After I checked the USB OTG reader off my teardown to-do list, I decided to continue ignoring what I had originally planned to do and continued tearing down another item that’s been sitting on my teardown to-do list: a broken LG LCD panel LP133WF2(SP)(A1). It was the original screen in a Toshiba Chromebook 2 (CB35-B3340) which I received in a broken state with the screen cracked. I revived the Chromebook with a secondhand replacement screen, and I set the original cracked screen with the intent of eventually taking it apart to see what I can see. “Eventually” is now.
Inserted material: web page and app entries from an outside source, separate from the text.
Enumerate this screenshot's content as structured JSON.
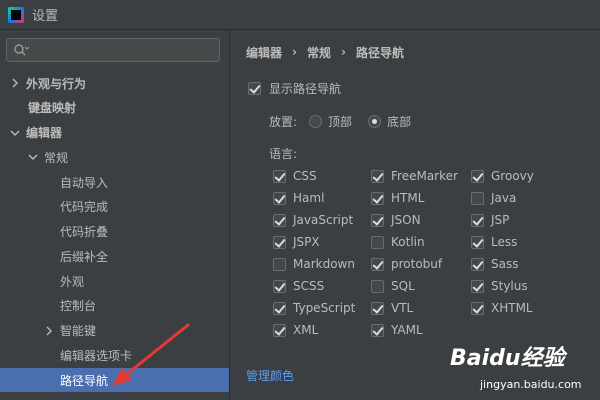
{
  "window": {
    "title": "设置"
  },
  "sidebar": {
    "search": {
      "value": "",
      "placeholder": ""
    },
    "items": [
      {
        "label": "外观与行为",
        "chevron": "right",
        "indent": 0,
        "bold": true
      },
      {
        "label": "键盘映射",
        "chevron": "none",
        "indent": 0,
        "bold": true
      },
      {
        "label": "编辑器",
        "chevron": "down",
        "indent": 0,
        "bold": true
      },
      {
        "label": "常规",
        "chevron": "down",
        "indent": 1,
        "bold": false
      },
      {
        "label": "自动导入",
        "chevron": "none",
        "indent": 2,
        "bold": false
      },
      {
        "label": "代码完成",
        "chevron": "none",
        "indent": 2,
        "bold": false
      },
      {
        "label": "代码折叠",
        "chevron": "none",
        "indent": 2,
        "bold": false
      },
      {
        "label": "后缀补全",
        "chevron": "none",
        "indent": 2,
        "bold": false
      },
      {
        "label": "外观",
        "chevron": "none",
        "indent": 2,
        "bold": false
      },
      {
        "label": "控制台",
        "chevron": "none",
        "indent": 2,
        "bold": false
      },
      {
        "label": "智能键",
        "chevron": "right",
        "indent": 2,
        "bold": false
      },
      {
        "label": "编辑器选项卡",
        "chevron": "none",
        "indent": 2,
        "bold": false
      },
      {
        "label": "路径导航",
        "chevron": "none",
        "indent": 2,
        "bold": false,
        "selected": true
      }
    ]
  },
  "main": {
    "breadcrumb": [
      "编辑器",
      "常规",
      "路径导航"
    ],
    "show_breadcrumbs": {
      "label": "显示路径导航",
      "checked": true
    },
    "placement": {
      "label": "放置:",
      "options": [
        {
          "label": "顶部",
          "selected": false
        },
        {
          "label": "底部",
          "selected": true
        }
      ]
    },
    "languages_label": "语言:",
    "languages": [
      [
        {
          "name": "CSS",
          "checked": true
        },
        {
          "name": "FreeMarker",
          "checked": true
        },
        {
          "name": "Groovy",
          "checked": true
        }
      ],
      [
        {
          "name": "Haml",
          "checked": true
        },
        {
          "name": "HTML",
          "checked": true
        },
        {
          "name": "Java",
          "checked": false
        }
      ],
      [
        {
          "name": "JavaScript",
          "checked": true
        },
        {
          "name": "JSON",
          "checked": true
        },
        {
          "name": "JSP",
          "checked": true
        }
      ],
      [
        {
          "name": "JSPX",
          "checked": true
        },
        {
          "name": "Kotlin",
          "checked": false
        },
        {
          "name": "Less",
          "checked": true
        }
      ],
      [
        {
          "name": "Markdown",
          "checked": false
        },
        {
          "name": "protobuf",
          "checked": true
        },
        {
          "name": "Sass",
          "checked": true
        }
      ],
      [
        {
          "name": "SCSS",
          "checked": true
        },
        {
          "name": "SQL",
          "checked": false
        },
        {
          "name": "Stylus",
          "checked": true
        }
      ],
      [
        {
          "name": "TypeScript",
          "checked": true
        },
        {
          "name": "VTL",
          "checked": true
        },
        {
          "name": "XHTML",
          "checked": true
        }
      ],
      [
        {
          "name": "XML",
          "checked": true
        },
        {
          "name": "YAML",
          "checked": true
        }
      ]
    ],
    "manage_colors": "管理颜色"
  },
  "watermark": {
    "logo": "Baidu经验",
    "url": "jingyan.baidu.com"
  },
  "colors": {
    "background": "#3c3f41",
    "selection": "#4b6eaf",
    "link": "#589df6",
    "annotation_arrow": "#e53935"
  }
}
Out of all the retired screens in my hardware pile, this was the most inviting for a teardown due to its construction. The ever-going quest for lighter and thinner electronics meant this screen wasn’t as stout as screens I’ve removed from older laptops. I noticed how flexible it was and it made me nervous while handling it. Most of the old panels I’ve handled felt roughly as rigid as a thick plastic credit card, this display felt more like a cardboard business card. I’m sure the lack of structure contributed to why the screen was cracked.
The primary objective of this exercise is curiosity. I just wanted to see how far I could disassemble it. The secondary objective is to see if I can salvage anything interesting. While the display itself is cracked and could no longer display data, the backlight was still lit and it would be great if I could salvage an illumination panel. And due to how LCDs work, I know there are polarization filters somewhere in its sandwich of layers. I just didn’t know if it’s practical to separate it from the rest of the display.
The primary concern in this exercise is safety. The aforementioned quest for light weight meant every layer in this sandwich will be as thin as it can possibly be, including the sheets of glass. And since the screen is visibly cracked, we already know this activity will involve shards of broken glass. I will be wearing eye protection at all times. I had also thought I would wear gloves to protect my fingertips, but I don’t have the right types for this work. All the gloves I have are either too bulky (can’t work with fine electronics in gardening gloves) or too thin to offer protection (glass shards easily slice through nitrile.) I resigned to keeping a box of band-aid nearby.
All that said, time to get to work: around the metal frame this panel is surrounded by a thin black material that contributes nothing to structure. It’s basically tape. Cut to precise dimensions and applied with the accuracy of automated assembly robots, but it’s adhesive-backed plastic sheets so: tape.
The adhesive is quite tenacious and it did not release cleanly. Once peeled, the top edge of the LCD array could separate from the backlight. The diagonal crack is vaguely visible through the silvered mirror back of the LCD.
This is a good start, but I can’t pull them apart yet. Right now they’re both connected to this panel’s integrated driver circuit board.